  • National Minimum Wage: The minimum hourly rate was raised in January 2022 to KRW 9,160 (€6.85, US$7.60), the increase of 5.1% being the largest since 2019. Based on a working week of 40 hours, the new rate equates approximately to KRW 1,465,600 (€1,096, US$1,218) each month. Working 208 hours per month, including the maximum 12 hours weekly overtime is not uncommon, in which case the increase equals a monthly wage of approximately KRW 1,905,280 million (€1,432, US$1,588)
  • Sick Leave and Benefits: Employment law requires neither sick leave or paid entitlement in South Korea, where a tendency to work though illness indicates a strong work ethic, unless the illness or injury is directly work-related. Where allowed in CBAs, ROEs or the employment contract, employees may use paid vacation as sick leave
  • Working Hours and Breaks: In July 2021 legislation restricted the maximum working week to 40 hours, based on eight hours per day and a maximum of 12 hours overtime. Previously, employers could insist on 12 hours overtime each week and another 16 hours at weekends. Companies employing five or fewer are exempt from the new regulations, while those with between six and 30 staff can require employees to work 60 hours a week until December 2022. Employers who ignore the rules face up to three years imprisonment and KRW 20 million (€14,965, US$16,623)
  • Overtime: Extra hours are those exceeding eight in a day or 40 a week, up to a weekly maximum of 52, and the employer pays the extra hours at 1.5 times the usual hourly rate. If there is a written agreement, the employee can take time off in lieu. Employees who work eight hours on a holiday or rest day are also entitled to 150% of their normal hourly wage, and 200% for exceeding eight hours on a rest day
  • Vacations: A full year’s employment entitles workers to 15 days’ paid vacation. Employees who have not completed a full year or have less than 80% attendance, receive one day’s paid leave for each month of completed employment with perfect attendance. Employees who have worked continuously for three years receive an extra day of paid leave for each further two years up to a maximum of 25 days.

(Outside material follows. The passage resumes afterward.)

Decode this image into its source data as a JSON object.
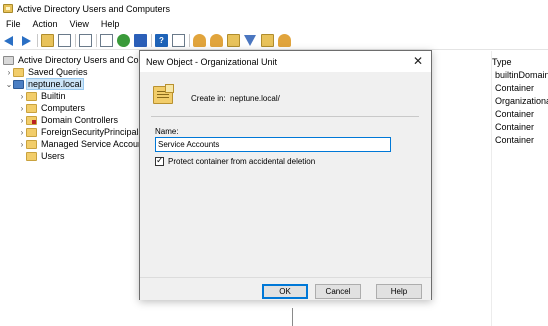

As of January 2022, employers with more than 30 employees must pay staff for public holidays
  • Maternity Leave and Benefit: The Ministry of Employment and Labor stipulates 90 calendar days, with a minimum of 45 taken after the birth. The mother receives 100% of earnings (excluding bonuses and overtime) from her employer for the first 60 days, then 100% for the remainder from the Employment Insurance Fund (EIF), capped at KRW 2,000,000 (€1,495, US$1,655). To aid Small and Medium-Sized Enterprises (SMEs), the EIF pays for the first 60 days up to the same limit, with employers adding the balance if the employees’ ordinary earnings exceed the cap
  • Termination and Severance: Statutory severance pay applies equally to staff of foreign-owned subsidiaries or branches as well as local employees. The Retirement Benefit Act requires employers to establish a corporate pension scheme and pay ‘retirement benefit’ at termination whether it is voluntary or with ‘just cause’. Benefit applies to employees who have completed one year’s service and equates to 30 days of average earnings for each year worked. Average earnings, including bonuses, are based on the previous three months
  • Notice Periods: Employers must give 30 days’ notice of termination or payment in lieu, except in exceptional circumstances or if employment has been less than three months. ‘Gardening leave’ is allowed under the Labor Standards Act if included in a contract or is company policy